MFP is an adaptation of Transforming Masculinities, designed for contexts of low inter-religious social cohesion as well as harmful gender norms. Specifically, Tearfund and partners developed MFP in Plateau State, Nigeria, where low inter-religious social cohesion interacts with harmful gender norms which together uphold violence, especially against women in the state. The team also identified that these norms and lack of cohesion was contributing to disrupted health services, limiting women’s ability to enact healthy timing and spacings of their pregnancies which can cause health issues, and increase the risk of mortality, for mothers and their children.

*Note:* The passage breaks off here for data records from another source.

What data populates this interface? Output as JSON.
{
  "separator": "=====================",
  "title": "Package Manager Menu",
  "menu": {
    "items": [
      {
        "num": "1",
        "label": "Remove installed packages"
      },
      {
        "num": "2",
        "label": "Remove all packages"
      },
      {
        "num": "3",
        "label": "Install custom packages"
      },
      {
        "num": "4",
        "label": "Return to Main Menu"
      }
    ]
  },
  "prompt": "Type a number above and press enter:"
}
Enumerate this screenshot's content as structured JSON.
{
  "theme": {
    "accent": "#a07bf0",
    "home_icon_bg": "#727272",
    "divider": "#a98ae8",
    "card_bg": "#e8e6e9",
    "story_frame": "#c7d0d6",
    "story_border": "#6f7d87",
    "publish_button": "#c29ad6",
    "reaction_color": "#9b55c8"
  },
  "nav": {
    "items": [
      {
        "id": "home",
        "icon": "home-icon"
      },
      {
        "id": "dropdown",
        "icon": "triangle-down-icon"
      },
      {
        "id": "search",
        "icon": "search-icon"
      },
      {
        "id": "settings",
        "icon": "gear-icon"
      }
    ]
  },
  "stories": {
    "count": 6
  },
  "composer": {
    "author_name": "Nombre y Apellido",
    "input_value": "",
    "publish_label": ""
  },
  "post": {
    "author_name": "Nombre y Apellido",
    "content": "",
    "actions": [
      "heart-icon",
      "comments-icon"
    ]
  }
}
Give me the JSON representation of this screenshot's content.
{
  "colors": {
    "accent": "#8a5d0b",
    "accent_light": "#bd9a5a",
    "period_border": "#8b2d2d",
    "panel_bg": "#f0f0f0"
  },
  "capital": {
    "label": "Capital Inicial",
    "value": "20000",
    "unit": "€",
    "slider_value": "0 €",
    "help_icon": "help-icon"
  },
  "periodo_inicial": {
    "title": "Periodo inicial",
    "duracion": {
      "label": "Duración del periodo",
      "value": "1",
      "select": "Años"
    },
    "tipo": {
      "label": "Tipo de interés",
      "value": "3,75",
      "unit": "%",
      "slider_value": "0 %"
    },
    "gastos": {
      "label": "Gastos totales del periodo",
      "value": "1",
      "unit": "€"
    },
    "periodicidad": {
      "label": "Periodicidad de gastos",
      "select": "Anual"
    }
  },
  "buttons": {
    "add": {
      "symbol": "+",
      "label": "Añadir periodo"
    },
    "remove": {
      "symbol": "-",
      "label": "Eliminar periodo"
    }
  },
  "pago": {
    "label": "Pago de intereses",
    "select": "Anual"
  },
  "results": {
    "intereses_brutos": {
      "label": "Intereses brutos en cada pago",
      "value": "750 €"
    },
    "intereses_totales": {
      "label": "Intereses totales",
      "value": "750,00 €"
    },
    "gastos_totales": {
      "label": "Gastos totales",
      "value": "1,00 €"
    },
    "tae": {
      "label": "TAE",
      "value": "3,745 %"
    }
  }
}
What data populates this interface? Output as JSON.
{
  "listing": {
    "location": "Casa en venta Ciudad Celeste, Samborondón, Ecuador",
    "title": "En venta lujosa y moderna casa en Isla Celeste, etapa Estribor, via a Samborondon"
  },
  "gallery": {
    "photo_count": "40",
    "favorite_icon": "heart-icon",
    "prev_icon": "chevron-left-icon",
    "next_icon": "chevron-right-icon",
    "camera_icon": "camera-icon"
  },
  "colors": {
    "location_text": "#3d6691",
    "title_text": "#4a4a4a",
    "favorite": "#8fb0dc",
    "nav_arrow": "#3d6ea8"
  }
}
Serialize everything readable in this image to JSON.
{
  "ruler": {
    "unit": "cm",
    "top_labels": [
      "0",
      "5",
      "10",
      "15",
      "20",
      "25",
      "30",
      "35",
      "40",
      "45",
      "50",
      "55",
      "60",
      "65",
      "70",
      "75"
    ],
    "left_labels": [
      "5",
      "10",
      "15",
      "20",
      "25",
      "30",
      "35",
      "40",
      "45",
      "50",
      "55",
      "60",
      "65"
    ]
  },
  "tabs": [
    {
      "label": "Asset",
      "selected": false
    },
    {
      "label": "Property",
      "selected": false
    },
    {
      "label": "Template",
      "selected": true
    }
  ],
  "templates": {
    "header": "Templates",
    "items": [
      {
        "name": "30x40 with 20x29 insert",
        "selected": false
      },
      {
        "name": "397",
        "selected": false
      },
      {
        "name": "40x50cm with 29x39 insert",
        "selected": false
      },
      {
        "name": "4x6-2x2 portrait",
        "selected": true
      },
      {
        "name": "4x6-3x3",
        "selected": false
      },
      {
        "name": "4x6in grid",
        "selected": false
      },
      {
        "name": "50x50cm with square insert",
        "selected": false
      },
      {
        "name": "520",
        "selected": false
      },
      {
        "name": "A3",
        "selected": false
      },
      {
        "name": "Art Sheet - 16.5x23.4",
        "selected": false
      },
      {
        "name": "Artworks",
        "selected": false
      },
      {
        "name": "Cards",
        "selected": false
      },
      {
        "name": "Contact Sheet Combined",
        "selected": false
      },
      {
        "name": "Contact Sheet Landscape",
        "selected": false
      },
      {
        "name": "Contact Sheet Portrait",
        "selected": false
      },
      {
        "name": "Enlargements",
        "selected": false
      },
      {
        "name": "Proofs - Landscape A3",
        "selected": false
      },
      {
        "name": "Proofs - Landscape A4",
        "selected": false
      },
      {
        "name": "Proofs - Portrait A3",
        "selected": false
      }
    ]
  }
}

Our team adapted Transforming Masculinities to take account of these challenges, incorporating additional content and activities in the process. The adaptation drew on learnings from the Passages project which had already incorporated a component on healthy timing and spacing of pregnancies.
See our Masculinities, Faith and Peace resources
Female genital mutilation/cutting
The World Health Organization estimates that 200 million women and girls live with the consequences of Female Genital Mutilation/Cutting (FGM/C) in over 30 countries worldwide.
Tearfund’s programmes focus on a partnership between faith leaders and women and girls to bring an end to FGM/C. This includes strengthening the capacity of FGM/C survivors to speak out against FGM/C through awareness-raising and reinforcement of knowledge of FGM/C; leadership development for survivors who lead support groups; referral to services in the community that address survivors’ health needs and mentoring and coaching of key influencers who are themselves survivors.
Faith leaders are engaged through the Transforming Masculinities approach to advocate for an end of harmful social norms that lead to and perpetuate the practice of FGM/C. This is done through a series of community dialogues on faith, tradition and the root causes of FGM/C. Additionally, key survivors and faith leaders undertake advocacy initiatives around FGM/C legislation with policymakers at local and national levels.
Discover our resources on FGM/C
Tearfund’s humanitarian response to SGBV
Preventing and responding to SGBV is life-saving, and is therefore a vital component of protection in any humanitarian response. Tearfund’s direct response can include:
- Providing access to appropriate medical, legal, and psychosocial services for survivors or supplying information on how to access available services (referral pathways)
- Sharing key messages on safety for women and girls in the community
- Prevention activities promoting gender equality
- Addressing social stigma, which is a key barrier to survivors accessing services
- Creating safe spaces for women to gather and discuss issues affecting them, and establishing mechanisms where violence can be reported and addressed.